Collected data entries:
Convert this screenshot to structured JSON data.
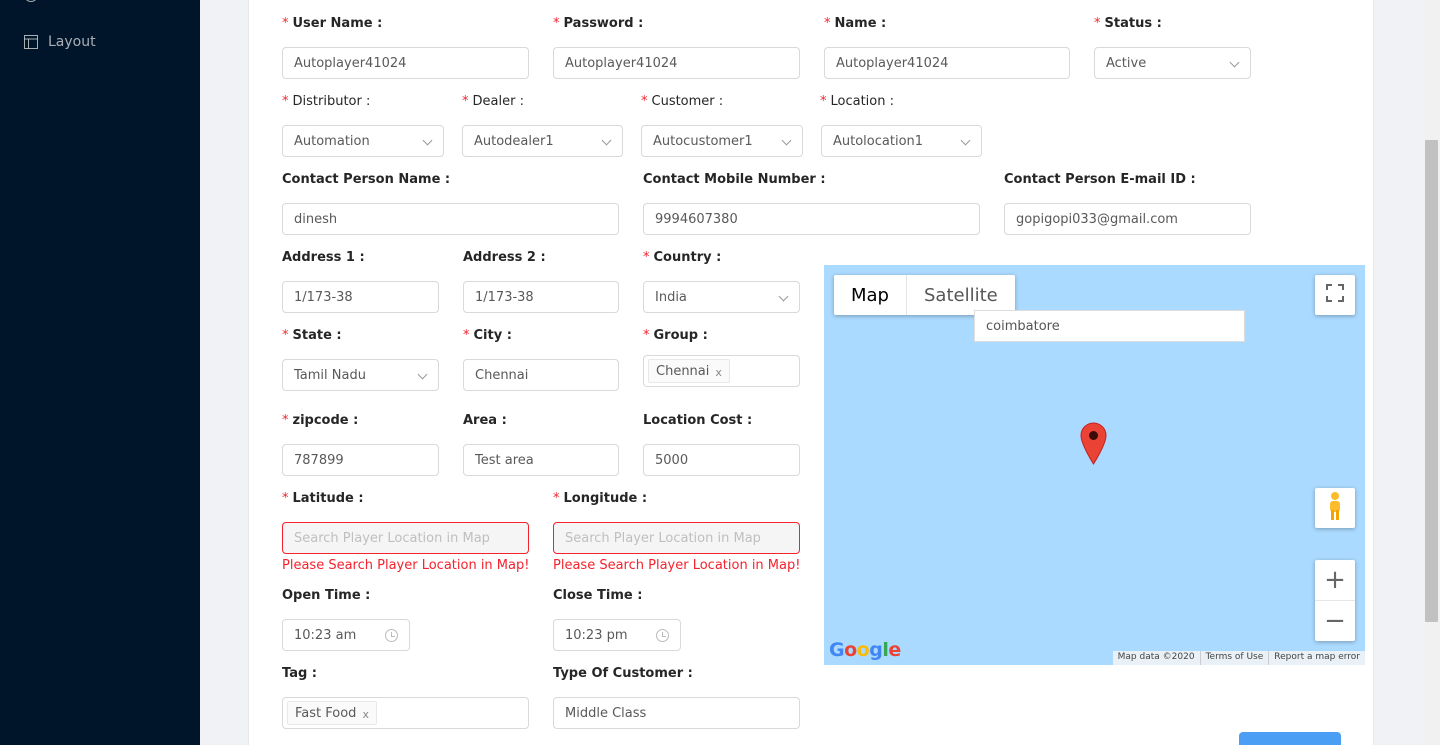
{
  "sidebar": {
    "items": [
      {
        "label": "Layout",
        "icon": "layout-icon"
      }
    ]
  },
  "form": {
    "user_name": {
      "label": "User Name",
      "value": "Autoplayer41024"
    },
    "password": {
      "label": "Password",
      "value": "Autoplayer41024"
    },
    "name": {
      "label": "Name",
      "value": "Autoplayer41024"
    },
    "status": {
      "label": "Status",
      "value": "Active"
    },
    "distributor": {
      "label": "Distributor",
      "value": "Automation"
    },
    "dealer": {
      "label": "Dealer",
      "value": "Autodealer1"
    },
    "customer": {
      "label": "Customer",
      "value": "Autocustomer1"
    },
    "location": {
      "label": "Location",
      "value": "Autolocation1"
    },
    "contact_name": {
      "label": "Contact Person Name",
      "value": "dinesh"
    },
    "contact_mobile": {
      "label": "Contact Mobile Number",
      "value": "9994607380"
    },
    "contact_email": {
      "label": "Contact Person E-mail ID",
      "value": "gopigopi033@gmail.com"
    },
    "address1": {
      "label": "Address 1",
      "value": "1/173-38"
    },
    "address2": {
      "label": "Address 2",
      "value": "1/173-38"
    },
    "country": {
      "label": "Country",
      "value": "India"
    },
    "state": {
      "label": "State",
      "value": "Tamil Nadu"
    },
    "city": {
      "label": "City",
      "value": "Chennai"
    },
    "group": {
      "label": "Group",
      "tag": "Chennai"
    },
    "zipcode": {
      "label": "zipcode",
      "value": "787899"
    },
    "area": {
      "label": "Area",
      "value": "Test area"
    },
    "location_cost": {
      "label": "Location Cost",
      "value": "5000"
    },
    "latitude": {
      "label": "Latitude",
      "placeholder": "Search Player Location in Map",
      "error": "Please Search Player Location in Map!"
    },
    "longitude": {
      "label": "Longitude",
      "placeholder": "Search Player Location in Map",
      "error": "Please Search Player Location in Map!"
    },
    "open_time": {
      "label": "Open Time",
      "value": "10:23 am"
    },
    "close_time": {
      "label": "Close Time",
      "value": "10:23 pm"
    },
    "tag": {
      "label": "Tag",
      "tag": "Fast Food"
    },
    "type_of_customer": {
      "label": "Type Of Customer",
      "value": "Middle Class"
    }
  },
  "map": {
    "type_map": "Map",
    "type_satellite": "Satellite",
    "search_value": "coimbatore",
    "google_logo": "Google",
    "footer": [
      "Map data ©2020",
      "Terms of Use",
      "Report a map error"
    ],
    "zoom_in": "+",
    "zoom_out": "−"
  },
  "colors": {
    "required": "#f5222d",
    "sidebar_bg": "#001529",
    "map_water": "#aadaff",
    "primary": "#4a9ff5"
  }
}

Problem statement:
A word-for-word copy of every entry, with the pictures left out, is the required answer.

Final answer:
Convert this screenshot to structured JSON data.
{
  "sidebar": {
    "items": [
      {
        "label": "Layout",
        "icon": "layout-icon"
      }
    ]
  },
  "form": {
    "user_name": {
      "label": "User Name",
      "value": "Autoplayer41024"
    },
    "password": {
      "label": "Password",
      "value": "Autoplayer41024"
    },
    "name": {
      "label": "Name",
      "value": "Autoplayer41024"
    },
    "status": {
      "label": "Status",
      "value": "Active"
    },
    "distributor": {
      "label": "Distributor",
      "value": "Automation"
    },
    "dealer": {
      "label": "Dealer",
      "value": "Autodealer1"
    },
    "customer": {
      "label": "Customer",
      "value": "Autocustomer1"
    },
    "location": {
      "label": "Location",
      "value": "Autolocation1"
    },
    "contact_name": {
      "label": "Contact Person Name",
      "value": "dinesh"
    },
    "contact_mobile": {
      "label": "Contact Mobile Number",
      "value": "9994607380"
    },
    "contact_email": {
      "label": "Contact Person E-mail ID",
      "value": "gopigopi033@gmail.com"
    },
    "address1": {
      "label": "Address 1",
      "value": "1/173-38"
    },
    "address2": {
      "label": "Address 2",
      "value": "1/173-38"
    },
    "country": {
      "label": "Country",
      "value": "India"
    },
    "state": {
      "label": "State",
      "value": "Tamil Nadu"
    },
    "city": {
      "label": "City",
      "value": "Chennai"
    },
    "group": {
      "label": "Group",
      "tag": "Chennai"
    },
    "zipcode": {
      "label": "zipcode",
      "value": "787899"
    },
    "area": {
      "label": "Area",
      "value": "Test area"
    },
    "location_cost": {
      "label": "Location Cost",
      "value": "5000"
    },
    "latitude": {
      "label": "Latitude",
      "placeholder": "Search Player Location in Map",
      "error": "Please Search Player Location in Map!"
    },
    "longitude": {
      "label": "Longitude",
      "placeholder": "Search Player Location in Map",
      "error": "Please Search Player Location in Map!"
    },
    "open_time": {
      "label": "Open Time",
      "value": "10:23 am"
    },
    "close_time": {
      "label": "Close Time",
      "value": "10:23 pm"
    },
    "tag": {
      "label": "Tag",
      "tag": "Fast Food"
    },
    "type_of_customer": {
      "label": "Type Of Customer",
      "value": "Middle Class"
    }
  },
  "map": {
    "type_map": "Map",
    "type_satellite": "Satellite",
    "search_value": "coimbatore",
    "google_logo": "Google",
    "footer": [
      "Map data ©2020",
      "Terms of Use",
      "Report a map error"
    ],
    "zoom_in": "+",
    "zoom_out": "−"
  },
  "colors": {
    "required": "#f5222d",
    "sidebar_bg": "#001529",
    "map_water": "#aadaff",
    "primary": "#4a9ff5"
  }
}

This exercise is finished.